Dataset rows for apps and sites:
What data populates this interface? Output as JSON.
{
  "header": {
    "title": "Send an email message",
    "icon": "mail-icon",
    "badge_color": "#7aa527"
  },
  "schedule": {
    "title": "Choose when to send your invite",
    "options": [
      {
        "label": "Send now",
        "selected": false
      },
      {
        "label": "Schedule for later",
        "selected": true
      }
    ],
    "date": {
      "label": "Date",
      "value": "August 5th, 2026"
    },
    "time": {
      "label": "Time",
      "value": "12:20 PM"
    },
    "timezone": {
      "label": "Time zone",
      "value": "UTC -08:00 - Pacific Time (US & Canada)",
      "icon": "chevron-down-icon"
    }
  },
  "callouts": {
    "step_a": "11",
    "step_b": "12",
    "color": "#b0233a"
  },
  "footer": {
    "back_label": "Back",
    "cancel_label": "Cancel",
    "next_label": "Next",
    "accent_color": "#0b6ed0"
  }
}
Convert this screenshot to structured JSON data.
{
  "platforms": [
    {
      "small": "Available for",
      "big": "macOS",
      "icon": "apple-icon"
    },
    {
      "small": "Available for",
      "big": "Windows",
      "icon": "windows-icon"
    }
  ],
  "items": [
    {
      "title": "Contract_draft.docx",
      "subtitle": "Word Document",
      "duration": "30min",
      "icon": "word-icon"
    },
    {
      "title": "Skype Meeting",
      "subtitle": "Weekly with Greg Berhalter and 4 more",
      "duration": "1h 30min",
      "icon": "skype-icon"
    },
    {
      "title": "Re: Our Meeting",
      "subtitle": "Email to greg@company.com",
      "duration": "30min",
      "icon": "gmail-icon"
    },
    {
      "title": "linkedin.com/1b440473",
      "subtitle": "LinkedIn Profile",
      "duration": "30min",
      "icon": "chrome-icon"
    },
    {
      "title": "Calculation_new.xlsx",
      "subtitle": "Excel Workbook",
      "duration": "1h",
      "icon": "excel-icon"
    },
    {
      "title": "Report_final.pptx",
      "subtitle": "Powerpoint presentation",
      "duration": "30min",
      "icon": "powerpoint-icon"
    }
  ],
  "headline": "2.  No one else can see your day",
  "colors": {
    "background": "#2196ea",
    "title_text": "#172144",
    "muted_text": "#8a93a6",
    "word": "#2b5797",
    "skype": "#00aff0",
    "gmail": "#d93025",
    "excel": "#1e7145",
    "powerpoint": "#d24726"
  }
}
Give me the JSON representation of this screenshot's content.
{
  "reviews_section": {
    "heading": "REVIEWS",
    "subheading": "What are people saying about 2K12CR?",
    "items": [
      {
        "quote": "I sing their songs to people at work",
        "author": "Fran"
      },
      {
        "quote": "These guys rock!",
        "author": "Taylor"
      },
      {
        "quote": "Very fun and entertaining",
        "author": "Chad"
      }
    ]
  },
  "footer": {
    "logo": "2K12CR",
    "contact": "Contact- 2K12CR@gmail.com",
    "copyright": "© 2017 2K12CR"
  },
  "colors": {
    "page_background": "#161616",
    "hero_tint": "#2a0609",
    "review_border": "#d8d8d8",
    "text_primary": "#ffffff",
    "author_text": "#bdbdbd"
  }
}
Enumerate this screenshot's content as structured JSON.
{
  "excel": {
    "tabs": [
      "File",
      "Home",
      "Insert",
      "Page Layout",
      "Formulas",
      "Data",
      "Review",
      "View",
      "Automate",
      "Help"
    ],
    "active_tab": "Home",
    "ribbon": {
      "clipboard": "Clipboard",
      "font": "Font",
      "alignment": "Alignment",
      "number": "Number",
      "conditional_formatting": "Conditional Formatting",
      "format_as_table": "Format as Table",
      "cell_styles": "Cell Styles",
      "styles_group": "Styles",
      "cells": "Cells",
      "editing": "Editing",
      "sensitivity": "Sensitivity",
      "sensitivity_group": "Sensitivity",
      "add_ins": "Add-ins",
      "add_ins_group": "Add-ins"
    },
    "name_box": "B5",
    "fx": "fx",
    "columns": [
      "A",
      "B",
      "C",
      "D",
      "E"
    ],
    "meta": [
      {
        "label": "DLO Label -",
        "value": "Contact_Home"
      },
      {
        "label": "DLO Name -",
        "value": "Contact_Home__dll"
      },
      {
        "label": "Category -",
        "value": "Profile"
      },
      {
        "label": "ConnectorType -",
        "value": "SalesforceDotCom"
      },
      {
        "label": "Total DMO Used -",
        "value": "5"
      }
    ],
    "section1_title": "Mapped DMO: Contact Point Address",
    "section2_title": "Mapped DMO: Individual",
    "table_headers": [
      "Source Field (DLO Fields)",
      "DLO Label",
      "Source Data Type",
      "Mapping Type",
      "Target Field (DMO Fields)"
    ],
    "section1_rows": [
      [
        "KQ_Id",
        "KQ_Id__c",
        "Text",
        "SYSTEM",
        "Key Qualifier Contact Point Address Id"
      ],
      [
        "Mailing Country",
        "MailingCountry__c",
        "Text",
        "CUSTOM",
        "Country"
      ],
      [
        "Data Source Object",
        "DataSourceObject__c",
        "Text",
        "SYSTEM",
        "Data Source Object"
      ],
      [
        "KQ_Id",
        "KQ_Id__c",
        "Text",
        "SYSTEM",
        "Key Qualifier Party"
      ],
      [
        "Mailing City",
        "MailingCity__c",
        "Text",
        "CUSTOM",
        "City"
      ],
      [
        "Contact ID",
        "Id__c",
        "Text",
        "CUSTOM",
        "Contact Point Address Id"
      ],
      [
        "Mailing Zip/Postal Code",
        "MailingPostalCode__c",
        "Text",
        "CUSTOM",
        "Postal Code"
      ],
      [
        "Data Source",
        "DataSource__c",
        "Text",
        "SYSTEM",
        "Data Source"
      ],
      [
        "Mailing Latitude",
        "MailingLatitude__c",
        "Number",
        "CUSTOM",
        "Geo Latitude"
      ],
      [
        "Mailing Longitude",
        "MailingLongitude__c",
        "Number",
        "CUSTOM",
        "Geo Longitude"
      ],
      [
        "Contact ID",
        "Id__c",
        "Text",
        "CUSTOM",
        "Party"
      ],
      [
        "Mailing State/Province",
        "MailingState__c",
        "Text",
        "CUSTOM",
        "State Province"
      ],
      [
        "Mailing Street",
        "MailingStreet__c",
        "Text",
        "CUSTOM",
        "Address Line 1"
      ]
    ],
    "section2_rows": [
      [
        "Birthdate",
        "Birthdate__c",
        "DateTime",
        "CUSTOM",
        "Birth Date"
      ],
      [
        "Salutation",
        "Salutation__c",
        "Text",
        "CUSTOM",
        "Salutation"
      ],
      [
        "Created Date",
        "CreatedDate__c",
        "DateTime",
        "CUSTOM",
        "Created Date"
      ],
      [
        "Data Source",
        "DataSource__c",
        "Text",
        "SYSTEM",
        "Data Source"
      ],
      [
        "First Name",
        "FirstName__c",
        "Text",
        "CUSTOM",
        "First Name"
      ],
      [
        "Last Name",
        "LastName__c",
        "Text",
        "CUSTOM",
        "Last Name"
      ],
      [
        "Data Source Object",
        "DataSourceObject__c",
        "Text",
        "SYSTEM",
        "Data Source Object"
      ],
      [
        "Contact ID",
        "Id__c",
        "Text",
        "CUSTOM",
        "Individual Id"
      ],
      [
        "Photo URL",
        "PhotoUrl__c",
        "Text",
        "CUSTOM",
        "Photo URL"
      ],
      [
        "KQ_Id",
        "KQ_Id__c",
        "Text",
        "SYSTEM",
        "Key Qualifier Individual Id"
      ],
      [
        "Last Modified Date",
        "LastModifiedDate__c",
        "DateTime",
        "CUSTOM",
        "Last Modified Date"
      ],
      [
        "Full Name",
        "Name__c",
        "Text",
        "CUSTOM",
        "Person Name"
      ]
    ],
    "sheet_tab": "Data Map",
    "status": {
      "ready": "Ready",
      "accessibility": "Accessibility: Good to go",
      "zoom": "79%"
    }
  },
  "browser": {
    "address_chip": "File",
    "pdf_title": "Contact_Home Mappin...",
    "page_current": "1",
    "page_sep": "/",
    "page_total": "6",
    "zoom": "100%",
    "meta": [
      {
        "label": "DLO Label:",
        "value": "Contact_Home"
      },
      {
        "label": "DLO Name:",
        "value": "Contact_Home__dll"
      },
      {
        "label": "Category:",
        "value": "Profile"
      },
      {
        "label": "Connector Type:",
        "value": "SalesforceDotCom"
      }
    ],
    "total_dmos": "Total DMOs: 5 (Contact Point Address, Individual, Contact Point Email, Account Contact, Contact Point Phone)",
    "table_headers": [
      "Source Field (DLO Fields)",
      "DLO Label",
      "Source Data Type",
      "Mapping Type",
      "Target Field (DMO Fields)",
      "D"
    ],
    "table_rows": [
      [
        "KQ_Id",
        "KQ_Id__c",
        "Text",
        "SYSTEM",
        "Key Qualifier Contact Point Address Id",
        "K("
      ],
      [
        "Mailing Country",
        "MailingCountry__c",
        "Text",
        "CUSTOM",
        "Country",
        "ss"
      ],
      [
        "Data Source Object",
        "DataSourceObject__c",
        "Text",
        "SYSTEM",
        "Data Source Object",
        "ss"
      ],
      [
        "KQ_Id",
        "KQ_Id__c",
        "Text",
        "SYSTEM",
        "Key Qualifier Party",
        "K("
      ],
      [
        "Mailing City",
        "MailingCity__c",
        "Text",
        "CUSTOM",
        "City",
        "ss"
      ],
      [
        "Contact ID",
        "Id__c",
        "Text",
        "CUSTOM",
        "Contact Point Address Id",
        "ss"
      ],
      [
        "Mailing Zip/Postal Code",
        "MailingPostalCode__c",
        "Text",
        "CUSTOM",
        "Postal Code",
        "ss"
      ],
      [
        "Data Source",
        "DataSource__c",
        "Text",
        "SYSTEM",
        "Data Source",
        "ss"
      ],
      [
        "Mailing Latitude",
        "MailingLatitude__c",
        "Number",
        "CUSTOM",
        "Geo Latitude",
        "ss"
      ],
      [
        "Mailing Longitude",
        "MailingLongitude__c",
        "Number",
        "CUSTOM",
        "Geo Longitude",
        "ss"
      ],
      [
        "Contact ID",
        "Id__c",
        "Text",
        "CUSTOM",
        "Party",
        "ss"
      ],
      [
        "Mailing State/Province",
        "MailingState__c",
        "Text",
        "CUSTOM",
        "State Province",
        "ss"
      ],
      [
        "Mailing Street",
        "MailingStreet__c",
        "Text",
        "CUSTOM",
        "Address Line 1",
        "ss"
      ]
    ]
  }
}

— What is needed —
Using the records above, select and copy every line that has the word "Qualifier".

— Task response —
        "Key Qualifier Contact Point Address Id"
        "Key Qualifier Party"
        "Key Qualifier Individual Id"
        "Key Qualifier Contact Point Address Id",
        "Key Qualifier Party",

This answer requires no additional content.